  • For the payment of medical insurance premiums if you have lost your job
  • For the cost of higher education expenses for you and/or a family member, but not to exceed this amount.
  • Payment of an IRS levy
  • For a qualified reservist distribution
  • For a qualified disaster recovery distribution 

Note that your basis in the Roth IRA can always be withdrawn tax or penalty free. 

Which Type of IRA Is Best for You?

As with most things in the financial planning and investment world, the answer depends upon your situation. 

Some things to consider: 

  • If you feel that you will be in a higher tax bracket in retirement than when you are working, the benefit of tax-free withdrawals from a Roth could be more beneficial than a current tax-deduction.
  • Younger workers whose salary and tax bracket are not that high might consider a Roth.
  • If you have money in a traditional pre-tax retirement account at work, you will need to open a traditional IRA account to receive any rollover from the plan.
  • Roth IRAs offer the additional advantage of not being subject to required minimum distributions which can be an effective estate planning tool. 

As mentioned earlier, you can mix and match contributions between Roth and traditional IRA accounts as needed. 

Whichever type of IRA account you choose, IRAs should be a central part of your retirement savings strategy. They offer a potential current tax break, tax-deferred (or tax-free) growth of your investments, tax-free withdrawals (for Roth accounts) and a planning tool for rollovers from qualified employer retirement plans.

It's never too late - or too early - to plan and invest for the retirement you deserve. Get more information and a free trial subscription to TheStreet's Retirement Daily to learn more about saving for and living in retirement. Got questions about money, retirement and/or investments? We've got answers.

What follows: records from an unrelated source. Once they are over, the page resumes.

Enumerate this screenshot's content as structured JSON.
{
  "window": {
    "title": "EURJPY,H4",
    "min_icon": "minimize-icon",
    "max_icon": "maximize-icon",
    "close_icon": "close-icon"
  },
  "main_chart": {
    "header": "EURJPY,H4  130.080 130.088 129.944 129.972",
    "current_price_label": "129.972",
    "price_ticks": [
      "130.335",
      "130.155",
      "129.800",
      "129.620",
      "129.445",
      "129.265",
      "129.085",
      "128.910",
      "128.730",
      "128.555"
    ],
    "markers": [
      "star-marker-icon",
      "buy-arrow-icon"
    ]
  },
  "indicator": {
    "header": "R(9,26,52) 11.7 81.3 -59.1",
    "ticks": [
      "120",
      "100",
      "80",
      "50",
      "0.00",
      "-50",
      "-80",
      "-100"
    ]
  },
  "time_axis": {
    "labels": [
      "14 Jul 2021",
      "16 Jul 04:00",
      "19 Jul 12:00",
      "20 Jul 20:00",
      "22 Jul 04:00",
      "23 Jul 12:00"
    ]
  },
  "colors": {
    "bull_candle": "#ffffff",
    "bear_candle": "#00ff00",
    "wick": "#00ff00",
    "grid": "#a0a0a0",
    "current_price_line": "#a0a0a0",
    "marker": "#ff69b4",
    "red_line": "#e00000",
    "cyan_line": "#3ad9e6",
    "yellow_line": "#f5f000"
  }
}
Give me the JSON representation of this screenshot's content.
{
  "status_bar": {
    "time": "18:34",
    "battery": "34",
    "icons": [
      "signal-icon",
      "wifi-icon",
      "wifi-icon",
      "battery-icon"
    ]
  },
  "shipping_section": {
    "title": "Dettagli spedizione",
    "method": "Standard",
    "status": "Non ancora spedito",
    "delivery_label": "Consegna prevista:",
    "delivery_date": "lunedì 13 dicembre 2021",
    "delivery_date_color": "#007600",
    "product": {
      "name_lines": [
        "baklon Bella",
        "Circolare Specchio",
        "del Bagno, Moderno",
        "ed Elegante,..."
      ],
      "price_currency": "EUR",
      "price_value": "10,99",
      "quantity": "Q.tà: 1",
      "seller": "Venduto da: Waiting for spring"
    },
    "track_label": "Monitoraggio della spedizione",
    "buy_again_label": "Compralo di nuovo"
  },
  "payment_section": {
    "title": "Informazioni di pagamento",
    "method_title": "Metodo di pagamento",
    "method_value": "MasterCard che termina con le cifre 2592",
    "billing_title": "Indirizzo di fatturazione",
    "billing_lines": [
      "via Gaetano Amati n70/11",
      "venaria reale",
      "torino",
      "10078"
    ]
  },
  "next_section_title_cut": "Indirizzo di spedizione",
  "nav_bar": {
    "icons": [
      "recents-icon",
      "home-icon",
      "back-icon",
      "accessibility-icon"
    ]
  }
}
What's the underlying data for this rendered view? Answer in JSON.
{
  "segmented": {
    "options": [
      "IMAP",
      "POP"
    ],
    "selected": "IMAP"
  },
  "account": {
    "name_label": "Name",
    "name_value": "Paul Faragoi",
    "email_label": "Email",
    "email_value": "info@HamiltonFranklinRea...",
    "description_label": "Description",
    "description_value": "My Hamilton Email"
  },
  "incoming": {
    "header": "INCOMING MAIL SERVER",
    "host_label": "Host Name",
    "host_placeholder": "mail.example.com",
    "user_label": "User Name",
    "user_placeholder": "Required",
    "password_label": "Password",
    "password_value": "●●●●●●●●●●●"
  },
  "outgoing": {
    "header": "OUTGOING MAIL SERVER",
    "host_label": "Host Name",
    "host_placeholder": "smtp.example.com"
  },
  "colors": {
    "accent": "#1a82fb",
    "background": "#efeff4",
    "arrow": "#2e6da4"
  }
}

Need help preparing for retirement? Check out Retirement Daily.